- Assignment
Report every line of the records that includes the word "title".

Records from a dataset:
★ ★ ★
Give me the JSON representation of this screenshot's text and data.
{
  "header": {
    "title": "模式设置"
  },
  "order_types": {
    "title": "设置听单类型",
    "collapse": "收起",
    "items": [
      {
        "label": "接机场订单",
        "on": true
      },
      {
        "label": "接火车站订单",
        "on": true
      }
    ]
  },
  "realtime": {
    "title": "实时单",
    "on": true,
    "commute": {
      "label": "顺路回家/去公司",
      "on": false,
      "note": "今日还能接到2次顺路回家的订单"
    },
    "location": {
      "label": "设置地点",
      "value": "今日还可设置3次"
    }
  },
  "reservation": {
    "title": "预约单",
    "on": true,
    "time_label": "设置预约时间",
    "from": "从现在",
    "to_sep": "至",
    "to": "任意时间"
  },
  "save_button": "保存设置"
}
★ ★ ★
- Result for this task
    "title": "模式设置"
    "title": "设置听单类型",
    "title": "实时单",
    "title": "预约单",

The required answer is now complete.